Shin Hae-mi’s (Jong-seo Jeon) apartment is very dark; sunlight only comes in once a day, when it is momentarily reflected off the Seoul Tower. Lee Jong-soo (Ah-in Yoo) sees it beaming upon the headboard while making love to her for the first time. He is mesmerised by this faint apparition, thinking that it represents the start of something beautiful. He should’ve taken it as a warning sign.
This image represents Burning in a nutshell, telling us to look past the literal to find the dark meaning beyond. Motifs of light and fire abound, as the film starts with just a tiny spark of attraction before finally conflagrating into a full-blown noir thriller. A masterpiece of misdirection, tension, and finely-tuned pacing, it’s reminiscent of the best Claude Chabrol movies for the way it depicts the nature of evil within a home-baked setting.

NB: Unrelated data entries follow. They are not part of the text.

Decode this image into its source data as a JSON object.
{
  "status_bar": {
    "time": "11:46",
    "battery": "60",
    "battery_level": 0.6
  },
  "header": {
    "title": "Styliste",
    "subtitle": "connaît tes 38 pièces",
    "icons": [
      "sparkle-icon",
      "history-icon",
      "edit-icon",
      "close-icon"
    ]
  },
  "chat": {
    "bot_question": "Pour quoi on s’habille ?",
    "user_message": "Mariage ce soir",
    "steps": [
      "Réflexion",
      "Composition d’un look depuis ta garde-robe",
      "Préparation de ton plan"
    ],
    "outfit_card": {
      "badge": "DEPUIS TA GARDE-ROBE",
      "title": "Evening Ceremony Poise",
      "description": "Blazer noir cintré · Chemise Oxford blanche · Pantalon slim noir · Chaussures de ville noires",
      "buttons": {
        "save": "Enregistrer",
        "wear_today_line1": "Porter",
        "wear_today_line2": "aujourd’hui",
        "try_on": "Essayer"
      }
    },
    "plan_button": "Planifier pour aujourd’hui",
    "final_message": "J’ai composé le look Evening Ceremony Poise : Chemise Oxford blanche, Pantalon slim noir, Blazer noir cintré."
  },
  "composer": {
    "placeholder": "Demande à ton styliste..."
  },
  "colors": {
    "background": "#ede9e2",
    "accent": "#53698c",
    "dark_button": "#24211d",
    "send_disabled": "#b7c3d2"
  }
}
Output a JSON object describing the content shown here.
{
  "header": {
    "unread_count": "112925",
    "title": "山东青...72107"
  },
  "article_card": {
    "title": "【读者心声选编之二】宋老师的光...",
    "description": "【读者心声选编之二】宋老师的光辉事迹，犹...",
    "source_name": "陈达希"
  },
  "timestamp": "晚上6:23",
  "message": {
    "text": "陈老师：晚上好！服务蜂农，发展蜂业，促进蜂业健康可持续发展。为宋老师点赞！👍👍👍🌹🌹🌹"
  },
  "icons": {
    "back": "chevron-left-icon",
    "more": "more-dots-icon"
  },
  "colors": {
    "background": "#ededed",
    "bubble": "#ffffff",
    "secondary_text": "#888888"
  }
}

Hae-mi and Jong-soo grew up in the same village together, and are reacquainted when she spots him walking down the street while she is working at a raffle. She wins him a women’s watch, which he almost immediately gifts back to her as a present. So far so cute; what could go wrong? The thing is, Hae-mi has to take a trip to Africa in order to find herself first. Does Jong-soo mind feeding her cat while she’s away?
As Hae-mi asks this question, she does pantomime gestures with her hands. When simulating the presence of an object, she says, it’s not so much about pretending something is there, but not entertaining the possibility that it isn’t there. This contradictory theme of presence/absence is also represented by the cat Jong-soo is supposed to look after. He never sees the cat in the actual flat, but knows that it exists thanks to the mess in the litter. Small details such as these look like set-dressing at first, but they are carefully laid clues that will pay off later in both thematic and narrative terms.
Jong-soo’s love is challenged upon Hae-mi’s return, as she brings along another Korean man she met at Nairobi airport named Ben (Steven Yeun). This new man basically everything that the farm-living Jong-soo can’t be. He lives in the wealthy area of Gangnam, he drives a Porsche, and (in true Murakami style) he listens to jazz music while cooking pasta. The two suitors manage to discuss literature and Jong-soo’s plans for his first novel, trying their best to ignore the awkward tension growing between them. During one of these conversations, Hae-mi asks the men: “what’s a metaphor?” Tellingly, neither of them answer.
Transcribing Murakami represents a challenge for filmmakers, as the value of his writing consists more in the way he writes than what he writes about. He likes to have his characters plainly tell anecdotes that eventually become related to broader themes. The problem this poses for filmmakers is figuring out how to make that feel cinematic. Yet with such understanding of the material, and by juxtaposing dialogue-heavy scenes with those imbued with genuine beauty or dramatic tension, Lee Chang-dong keeps that engine churning right until the very end.
Throughout this playful meta-narrative, Lee invites the viewer to avoid literal interpretations. There is a dark centre to the story that cannot be easily solved or pinned down, not so much evoking any one thing in particular so much as suggesting unknown evils constantly lingering outside of our knowledge. Combining philosophy with a drizzly, noir mood, Burning sees the former novelist director in full command of his technique. Simply put, this is dazzling stuff.